*Exercise instructions*: Without the pictures, set down the records below word for word.

*** Supplied data ***

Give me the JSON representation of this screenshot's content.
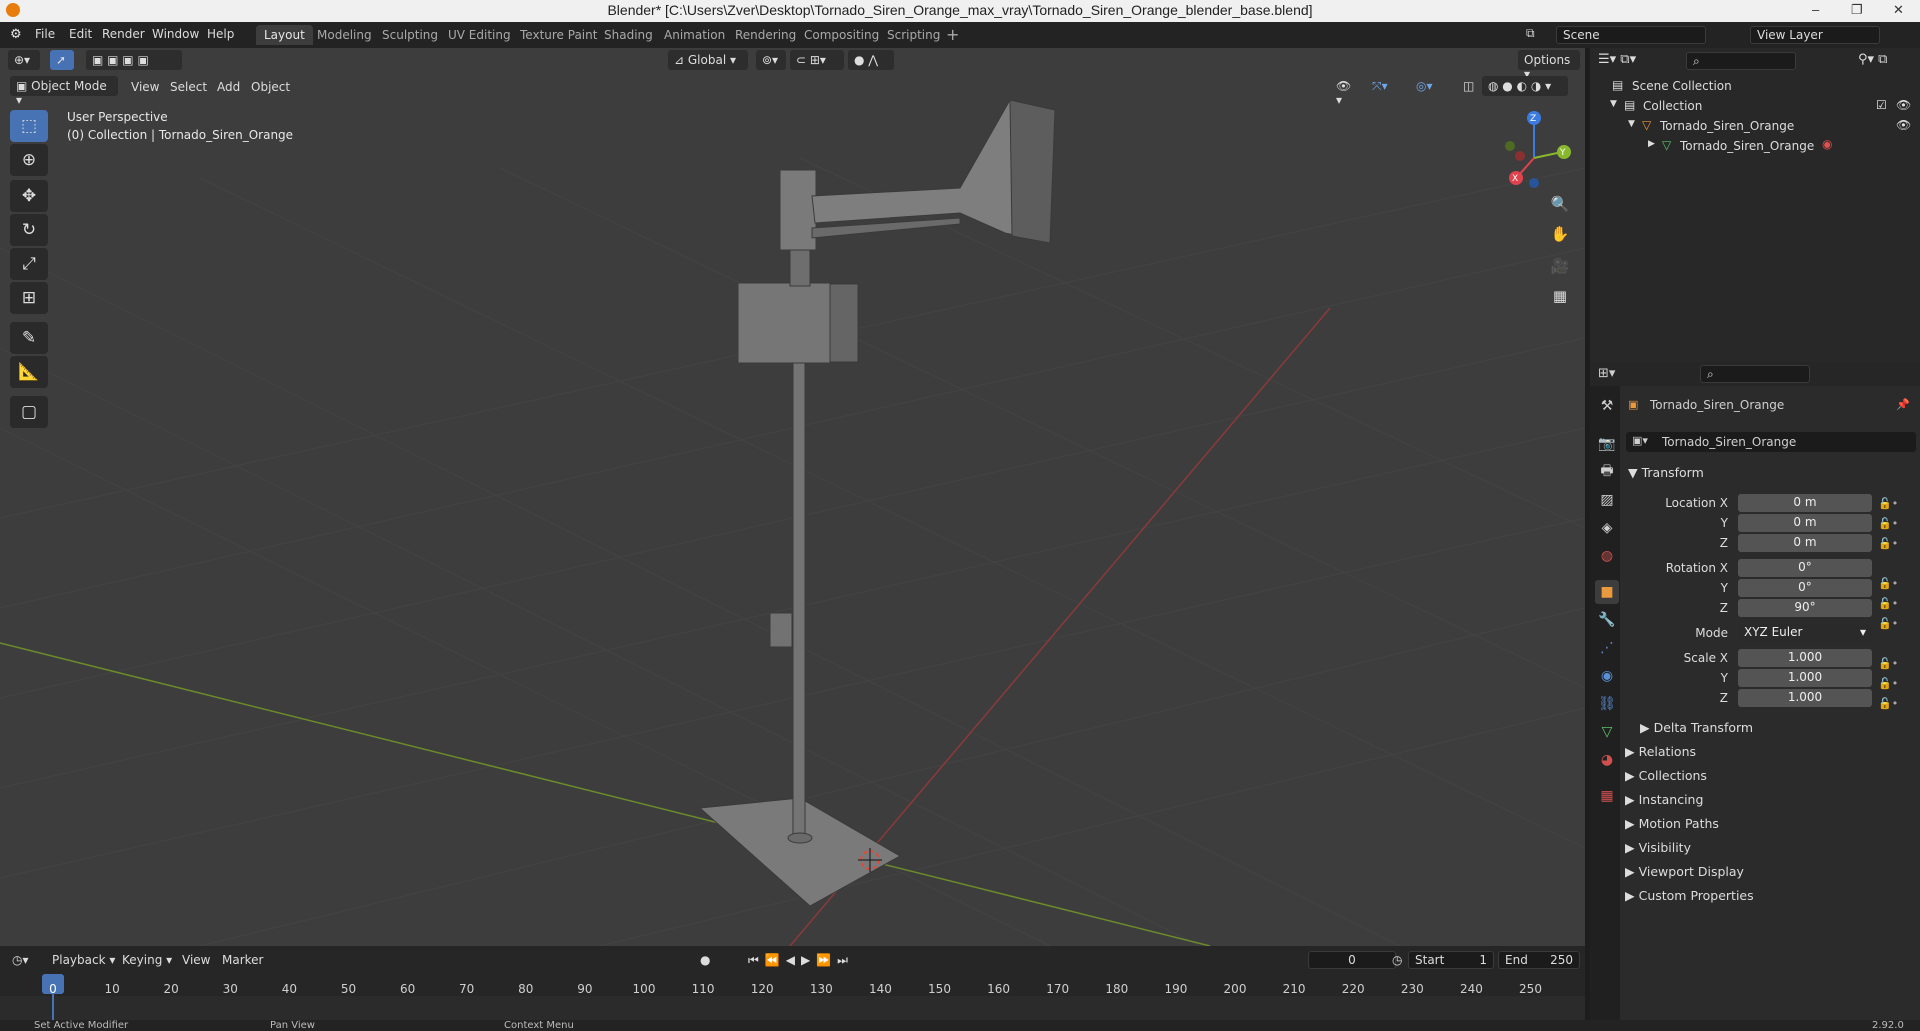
{
  "window": {
    "title": "Blender* [C:\\Users\\Zver\\Desktop\\Tornado_Siren_Orange_max_vray\\Tornado_Siren_Orange_blender_base.blend]"
  },
  "menu": [
    "File",
    "Edit",
    "Render",
    "Window",
    "Help"
  ],
  "workspaces": [
    "Layout",
    "Modeling",
    "Sculpting",
    "UV Editing",
    "Texture Paint",
    "Shading",
    "Animation",
    "Rendering",
    "Compositing",
    "Scripting"
  ],
  "active_workspace": "Layout",
  "scene": {
    "name": "Scene",
    "view_layer": "View Layer"
  },
  "header": {
    "orientation": "Global",
    "options": "Options"
  },
  "viewport": {
    "mode": "Object Mode",
    "menus": [
      "View",
      "Select",
      "Add",
      "Object"
    ],
    "overlay_title": "User Perspective",
    "overlay_sub": "(0) Collection | Tornado_Siren_Orange",
    "gizmo": {
      "x": "X",
      "y": "Y",
      "z": "Z"
    }
  },
  "timeline": {
    "menus": [
      "Playback",
      "Keying",
      "View",
      "Marker"
    ],
    "current_frame": "0",
    "start_label": "Start",
    "start": "1",
    "end_label": "End",
    "end": "250",
    "ticks": [
      "0",
      "10",
      "20",
      "30",
      "40",
      "50",
      "60",
      "70",
      "80",
      "90",
      "100",
      "110",
      "120",
      "130",
      "140",
      "150",
      "160",
      "170",
      "180",
      "190",
      "200",
      "210",
      "220",
      "230",
      "240",
      "250"
    ]
  },
  "outliner": {
    "scene_collection": "Scene Collection",
    "collection": "Collection",
    "object": "Tornado_Siren_Orange",
    "mesh": "Tornado_Siren_Orange"
  },
  "properties": {
    "object_name": "Tornado_Siren_Orange",
    "datablock": "Tornado_Siren_Orange",
    "transform_label": "Transform",
    "location": {
      "label": "Location X",
      "x": "0 m",
      "y": "0 m",
      "z": "0 m"
    },
    "rotation": {
      "label": "Rotation X",
      "x": "0°",
      "y": "0°",
      "z": "90°"
    },
    "mode_label": "Mode",
    "mode": "XYZ Euler",
    "scale": {
      "label": "Scale X",
      "x": "1.000",
      "y": "1.000",
      "z": "1.000"
    },
    "axis_y": "Y",
    "axis_z": "Z",
    "sections": [
      "Delta Transform",
      "Relations",
      "Collections",
      "Instancing",
      "Motion Paths",
      "Visibility",
      "Viewport Display",
      "Custom Properties"
    ]
  },
  "status": {
    "left": "Set Active Modifier",
    "mid": "Pan View",
    "right": "Context Menu",
    "version": "2.92.0"
  }
}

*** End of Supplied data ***

*Output for this exercise*:
Give me the JSON representation of this screenshot's content.
{
  "window": {
    "title": "Blender* [C:\\Users\\Zver\\Desktop\\Tornado_Siren_Orange_max_vray\\Tornado_Siren_Orange_blender_base.blend]"
  },
  "menu": [
    "File",
    "Edit",
    "Render",
    "Window",
    "Help"
  ],
  "workspaces": [
    "Layout",
    "Modeling",
    "Sculpting",
    "UV Editing",
    "Texture Paint",
    "Shading",
    "Animation",
    "Rendering",
    "Compositing",
    "Scripting"
  ],
  "active_workspace": "Layout",
  "scene": {
    "name": "Scene",
    "view_layer": "View Layer"
  },
  "header": {
    "orientation": "Global",
    "options": "Options"
  },
  "viewport": {
    "mode": "Object Mode",
    "menus": [
      "View",
      "Select",
      "Add",
      "Object"
    ],
    "overlay_title": "User Perspective",
    "overlay_sub": "(0) Collection | Tornado_Siren_Orange",
    "gizmo": {
      "x": "X",
      "y": "Y",
      "z": "Z"
    }
  },
  "timeline": {
    "menus": [
      "Playback",
      "Keying",
      "View",
      "Marker"
    ],
    "current_frame": "0",
    "start_label": "Start",
    "start": "1",
    "end_label": "End",
    "end": "250",
    "ticks": [
      "0",
      "10",
      "20",
      "30",
      "40",
      "50",
      "60",
      "70",
      "80",
      "90",
      "100",
      "110",
      "120",
      "130",
      "140",
      "150",
      "160",
      "170",
      "180",
      "190",
      "200",
      "210",
      "220",
      "230",
      "240",
      "250"
    ]
  },
  "outliner": {
    "scene_collection": "Scene Collection",
    "collection": "Collection",
    "object": "Tornado_Siren_Orange",
    "mesh": "Tornado_Siren_Orange"
  },
  "properties": {
    "object_name": "Tornado_Siren_Orange",
    "datablock": "Tornado_Siren_Orange",
    "transform_label": "Transform",
    "location": {
      "label": "Location X",
      "x": "0 m",
      "y": "0 m",
      "z": "0 m"
    },
    "rotation": {
      "label": "Rotation X",
      "x": "0°",
      "y": "0°",
      "z": "90°"
    },
    "mode_label": "Mode",
    "mode": "XYZ Euler",
    "scale": {
      "label": "Scale X",
      "x": "1.000",
      "y": "1.000",
      "z": "1.000"
    },
    "axis_y": "Y",
    "axis_z": "Z",
    "sections": [
      "Delta Transform",
      "Relations",
      "Collections",
      "Instancing",
      "Motion Paths",
      "Visibility",
      "Viewport Display",
      "Custom Properties"
    ]
  },
  "status": {
    "left": "Set Active Modifier",
    "mid": "Pan View",
    "right": "Context Menu",
    "version": "2.92.0"
  }
}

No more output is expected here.